WHAT TO DO: Report, from the records below, every line where the word "JSON" appears.

Interface dataset entries:
—————

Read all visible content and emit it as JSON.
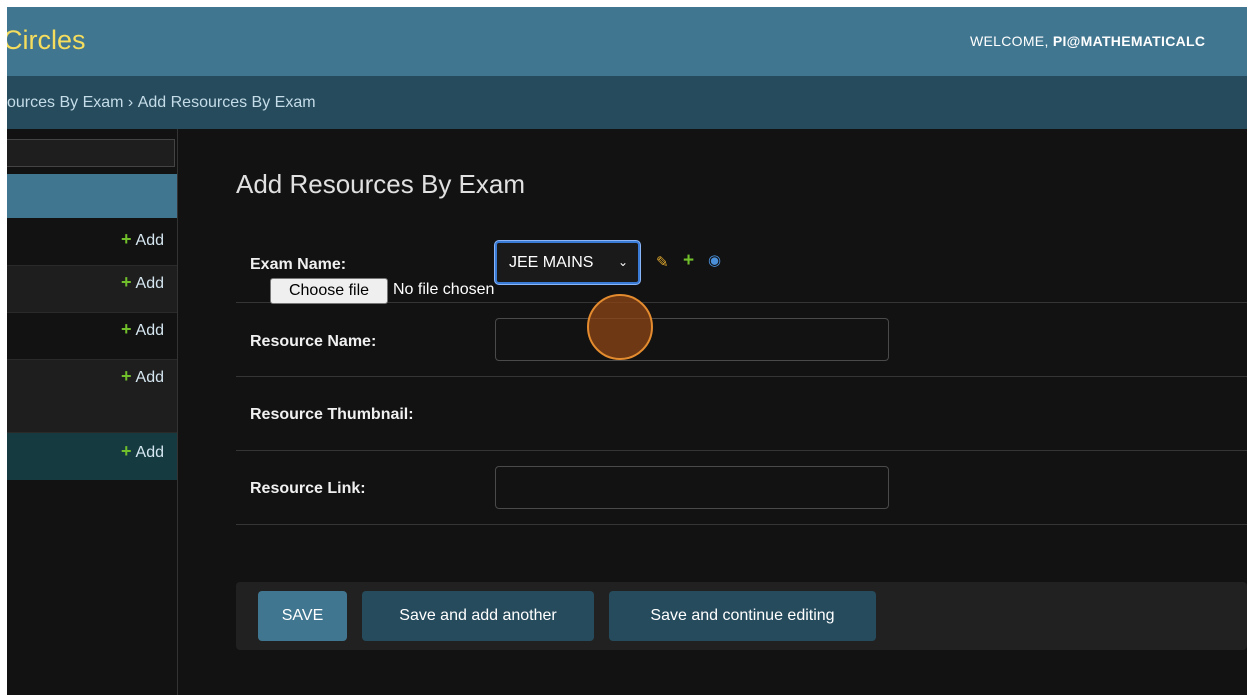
{
  "header": {
    "brand": "Circles",
    "welcome": "WELCOME, ",
    "user": "PI@MATHEMATICALC"
  },
  "breadcrumbs": {
    "parent": "sources By Exam",
    "separator": " › ",
    "current": "Add Resources By Exam"
  },
  "sidebar": {
    "add_label": "Add"
  },
  "form": {
    "title": "Add Resources By Exam",
    "fields": {
      "exam_name": {
        "label": "Exam Name:",
        "value": "JEE MAINS"
      },
      "resource_name": {
        "label": "Resource Name:",
        "value": ""
      },
      "resource_thumbnail": {
        "label": "Resource Thumbnail:",
        "button": "Choose file",
        "status": "No file chosen"
      },
      "resource_link": {
        "label": "Resource Link:",
        "value": ""
      }
    },
    "related_icons": [
      "pencil-icon",
      "plus-icon",
      "eye-icon"
    ]
  },
  "buttons": {
    "save": "SAVE",
    "save_add": "Save and add another",
    "save_continue": "Save and continue editing"
  },
  "colors": {
    "header_bg": "#417690",
    "breadcrumb_bg": "#264b5d",
    "brand": "#f5dd5d",
    "add_plus": "#70bf2b",
    "focus": "#3a7bd5"
  }
}
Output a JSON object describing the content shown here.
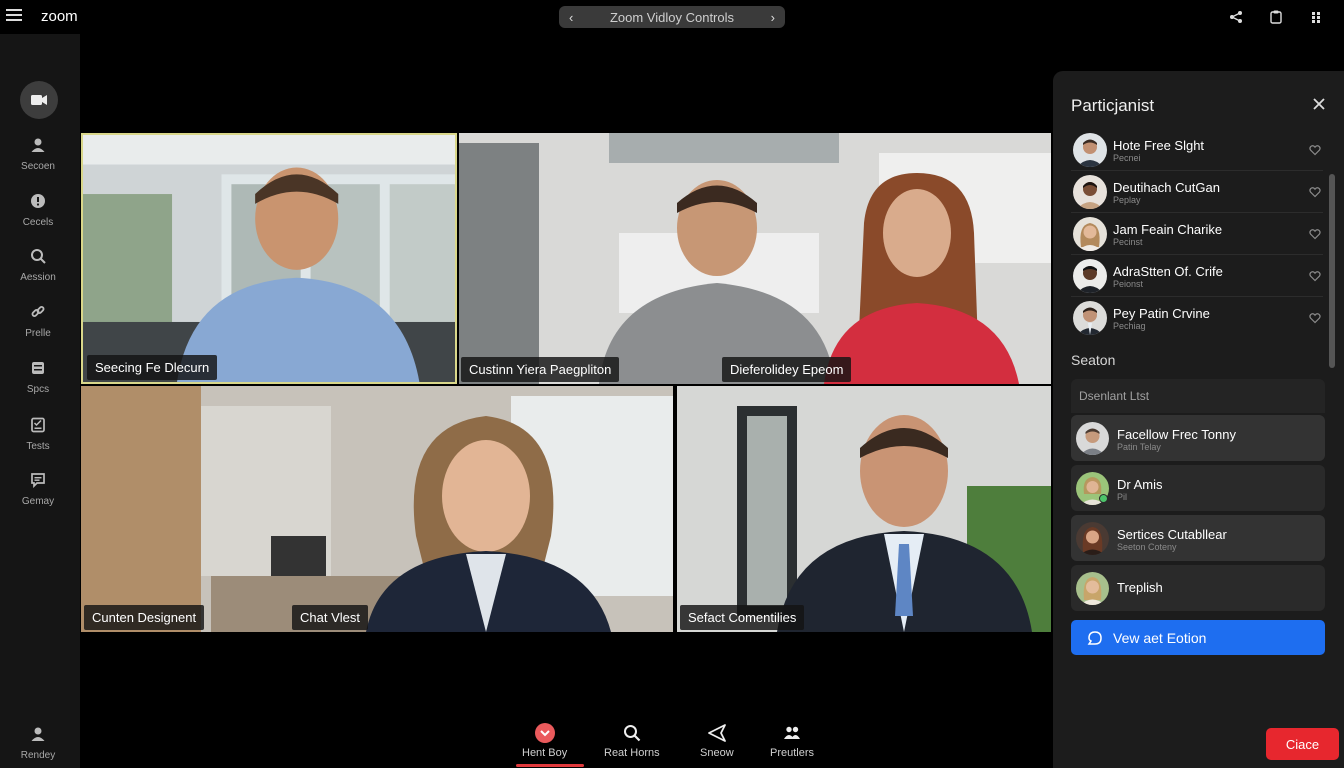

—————

RESULT:
Read all visible content and emit it as JSON.
Output a JSON object describing the content shown here.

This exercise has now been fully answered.